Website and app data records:
——

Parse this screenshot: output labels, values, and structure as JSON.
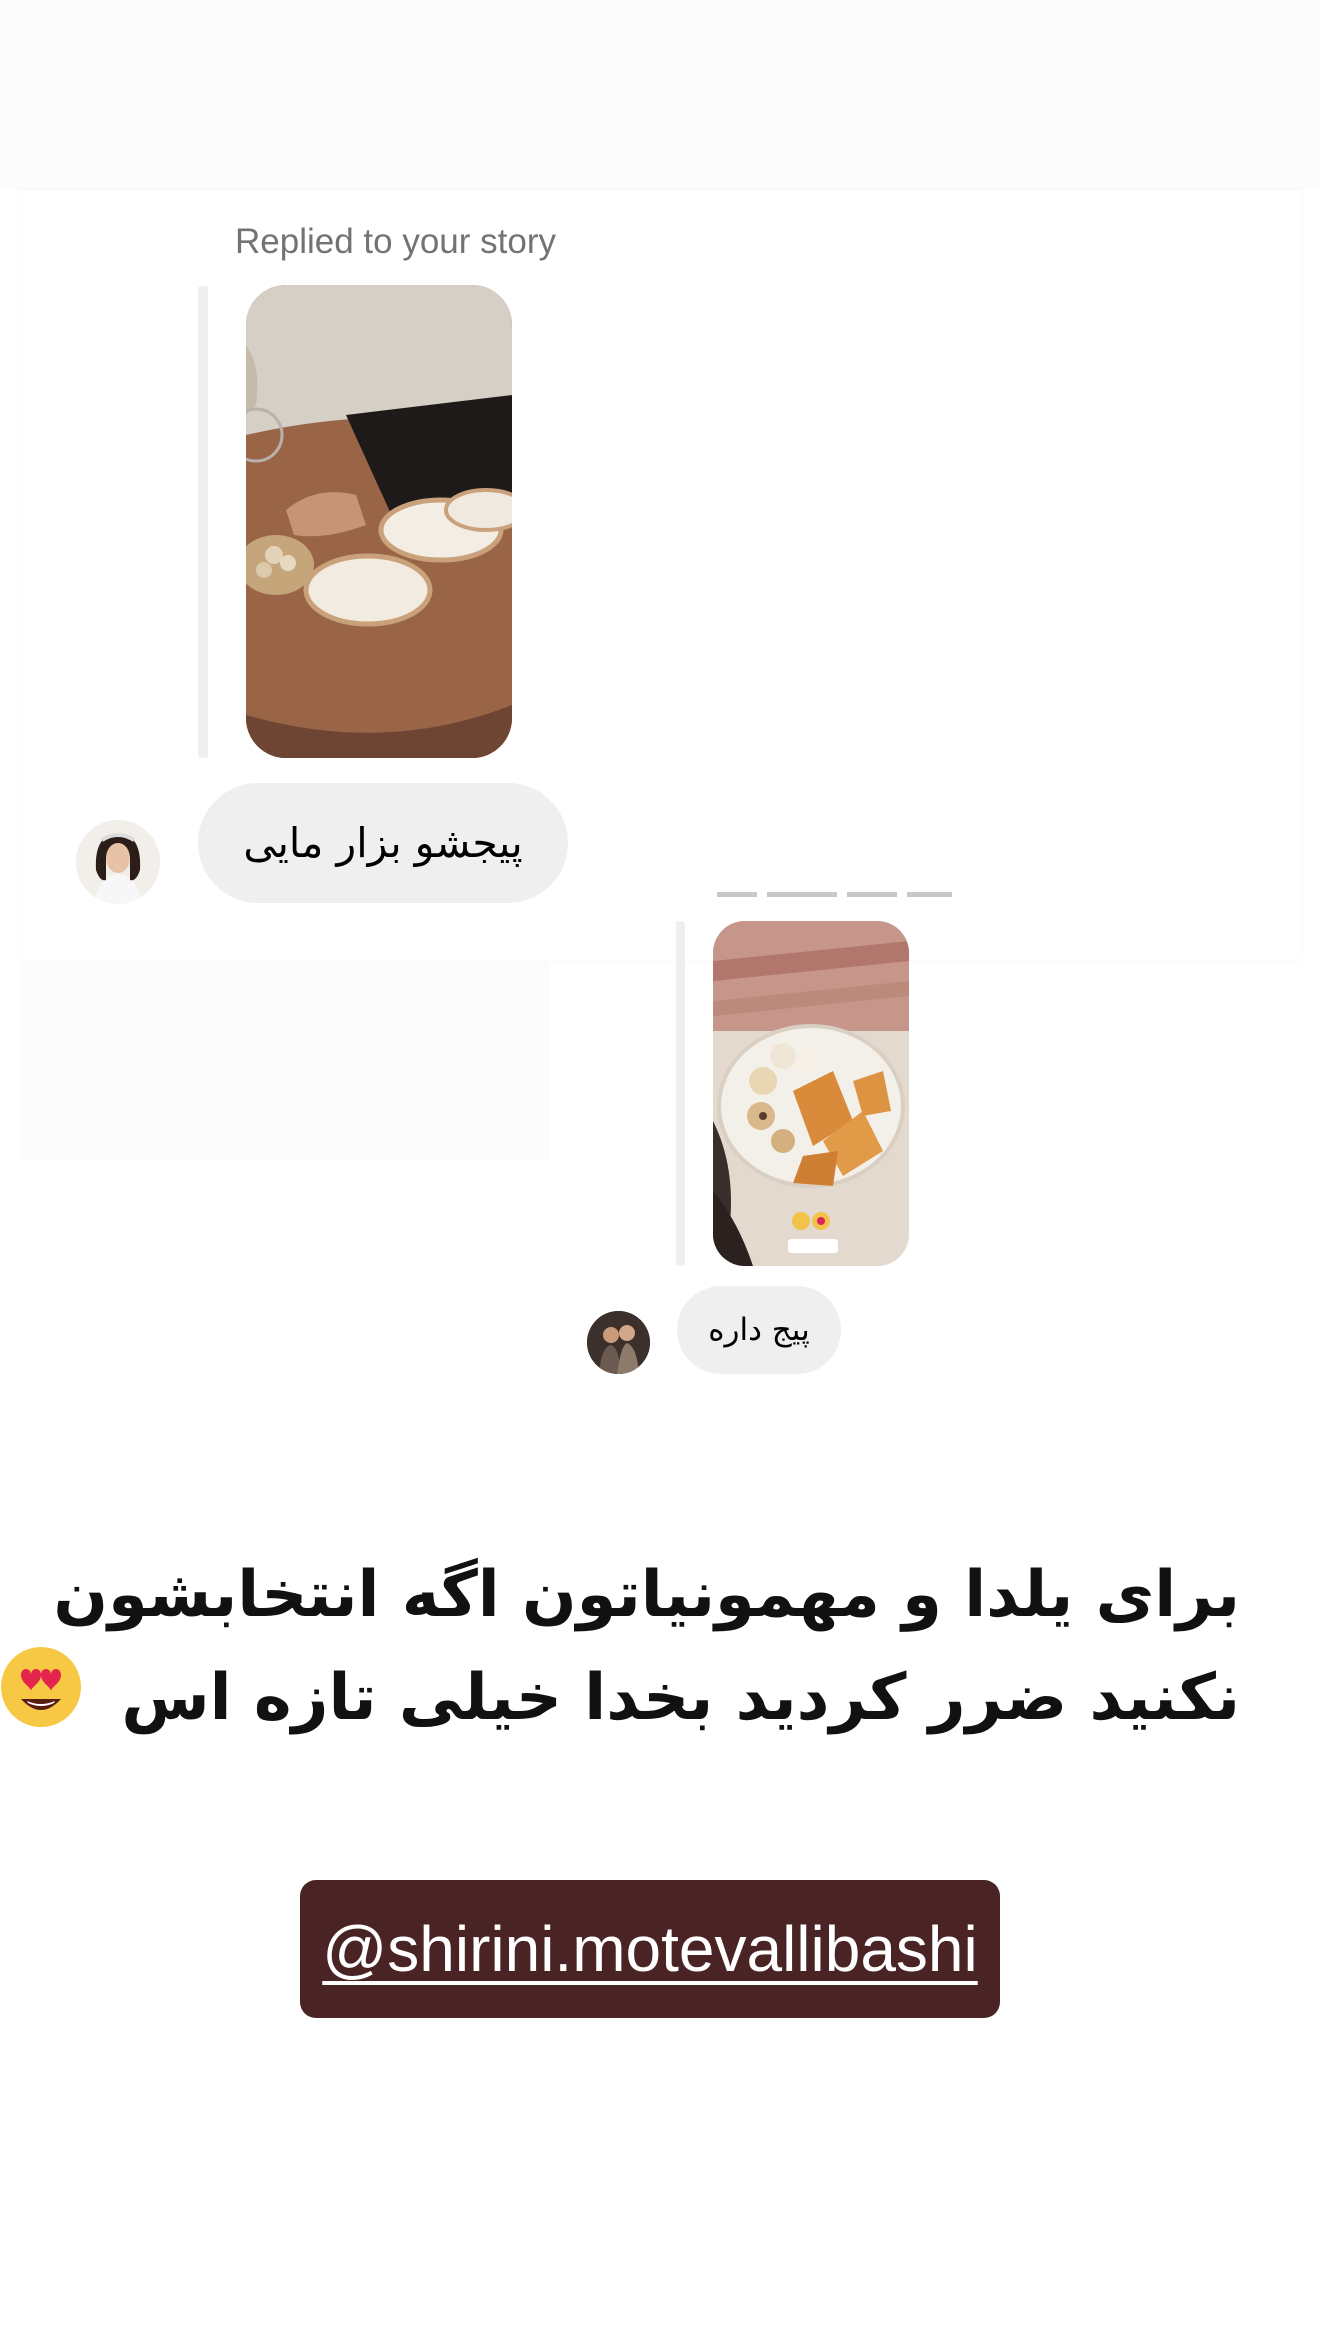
{
  "thread": {
    "reply_label": "Replied to your story",
    "messages": [
      {
        "text": "پیجشو بزار مایی"
      },
      {
        "text": "پیج داره"
      }
    ]
  },
  "caption": {
    "line1": "برای یلدا و مهمونیاتون اگه انتخابشون",
    "line2": "نکنید ضرر کردید بخدا خیلی تازه اس"
  },
  "mention": {
    "handle": "@shirini.motevallibashi"
  },
  "colors": {
    "mention_bg": "#4a2425",
    "bubble_bg": "#efefef",
    "label_gray": "#737373"
  },
  "icons": {
    "heart_eyes": "heart-eyes-emoji"
  }
}
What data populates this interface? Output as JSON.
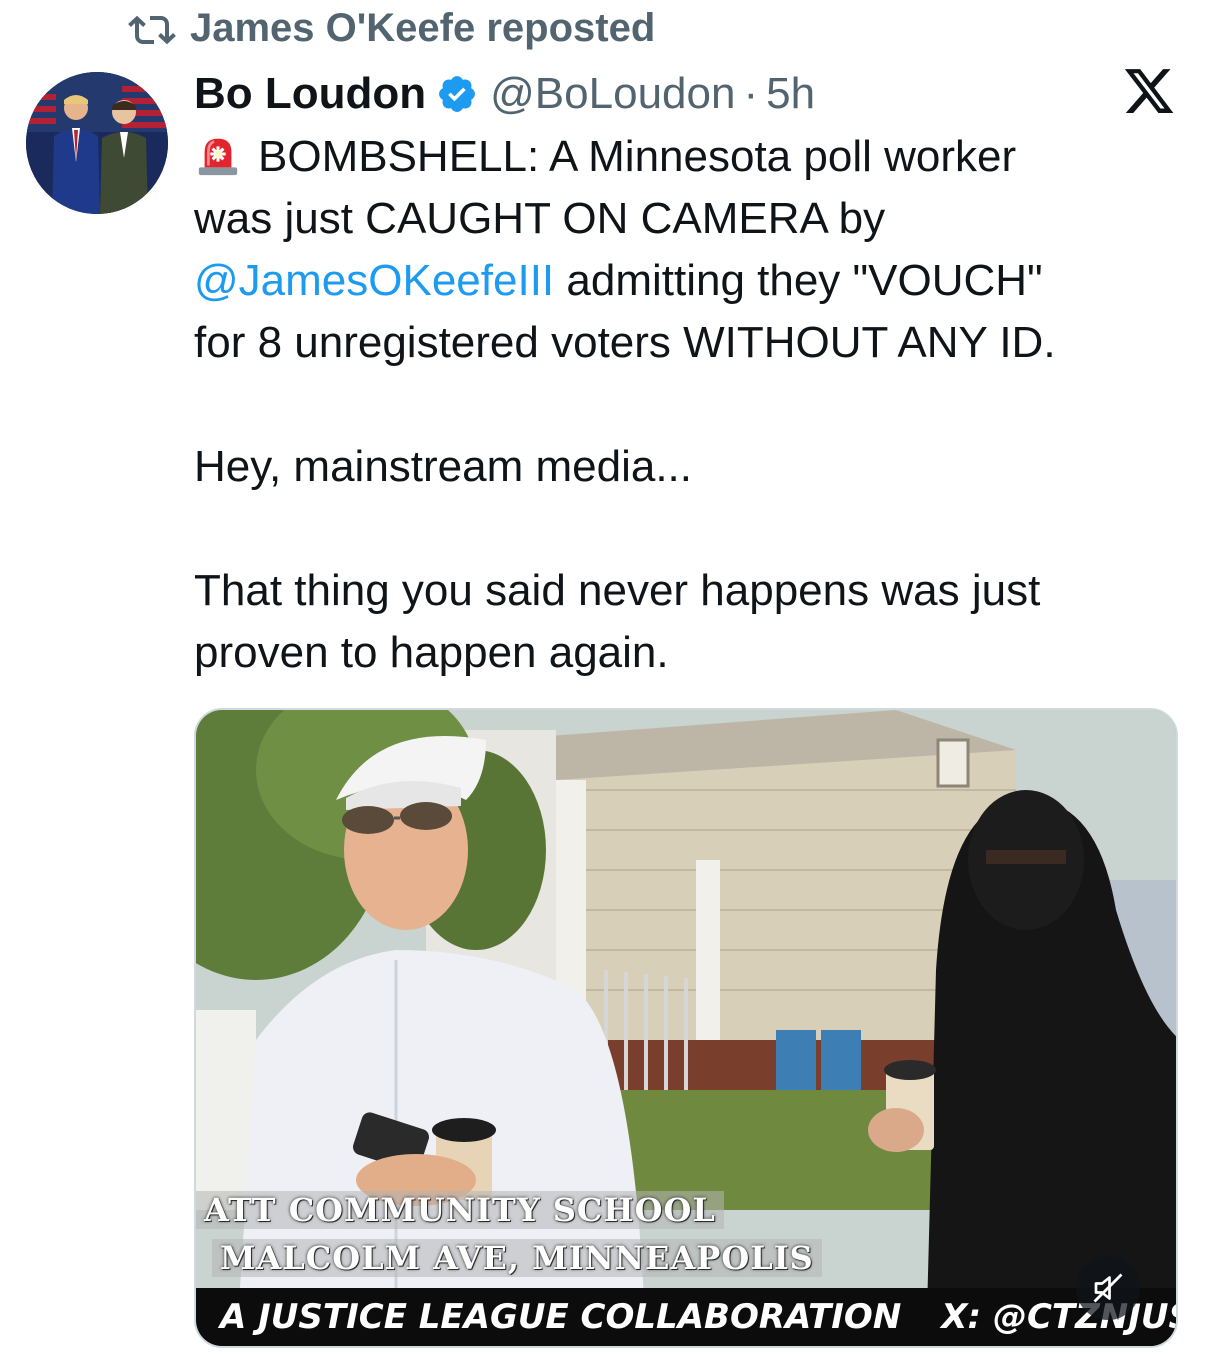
{
  "repost": {
    "label": "James O'Keefe reposted",
    "icon": "repost-icon"
  },
  "author": {
    "name": "Bo Loudon",
    "handle": "@BoLoudon",
    "separator": "·",
    "time": "5h",
    "verified": true,
    "verified_color": "#1d9bf0"
  },
  "platform_icon": "x-logo-icon",
  "tweet": {
    "line1_prefix": "BOMBSHELL: A Minnesota poll worker",
    "line2": "was just CAUGHT ON CAMERA by",
    "mention": "@JamesOKeefeIII",
    "line3_suffix": " admitting they \"VOUCH\"",
    "line4": "for 8 unregistered voters WITHOUT ANY ID.",
    "para2": "Hey, mainstream media...",
    "para3_line1": "That thing you said never happens was just",
    "para3_line2": "proven to happen again.",
    "emoji": "siren-emoji",
    "link_color": "#1d9bf0"
  },
  "media": {
    "overlay_line1": "ATT COMMUNITY SCHOOL",
    "overlay_line2": "MALCOLM AVE, MINNEAPOLIS",
    "banner_left": "A JUSTICE LEAGUE COLLABORATION",
    "banner_right": "X: @CTZNJUSTICE",
    "mute_icon": "muted-speaker-icon"
  },
  "colors": {
    "text_primary": "#0f1419",
    "text_secondary": "#536471",
    "accent": "#1d9bf0"
  }
}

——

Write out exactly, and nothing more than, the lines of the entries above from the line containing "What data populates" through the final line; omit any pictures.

- [Answer below]:
What data populates this interface? Output as JSON.
{
  "repost": {
    "label": "James O'Keefe reposted",
    "icon": "repost-icon"
  },
  "author": {
    "name": "Bo Loudon",
    "handle": "@BoLoudon",
    "separator": "·",
    "time": "5h",
    "verified": true,
    "verified_color": "#1d9bf0"
  },
  "platform_icon": "x-logo-icon",
  "tweet": {
    "line1_prefix": "BOMBSHELL: A Minnesota poll worker",
    "line2": "was just CAUGHT ON CAMERA by",
    "mention": "@JamesOKeefeIII",
    "line3_suffix": " admitting they \"VOUCH\"",
    "line4": "for 8 unregistered voters WITHOUT ANY ID.",
    "para2": "Hey, mainstream media...",
    "para3_line1": "That thing you said never happens was just",
    "para3_line2": "proven to happen again.",
    "emoji": "siren-emoji",
    "link_color": "#1d9bf0"
  },
  "media": {
    "overlay_line1": "ATT COMMUNITY SCHOOL",
    "overlay_line2": "MALCOLM AVE, MINNEAPOLIS",
    "banner_left": "A JUSTICE LEAGUE COLLABORATION",
    "banner_right": "X: @CTZNJUSTICE",
    "mute_icon": "muted-speaker-icon"
  },
  "colors": {
    "text_primary": "#0f1419",
    "text_secondary": "#536471",
    "accent": "#1d9bf0"
  }
}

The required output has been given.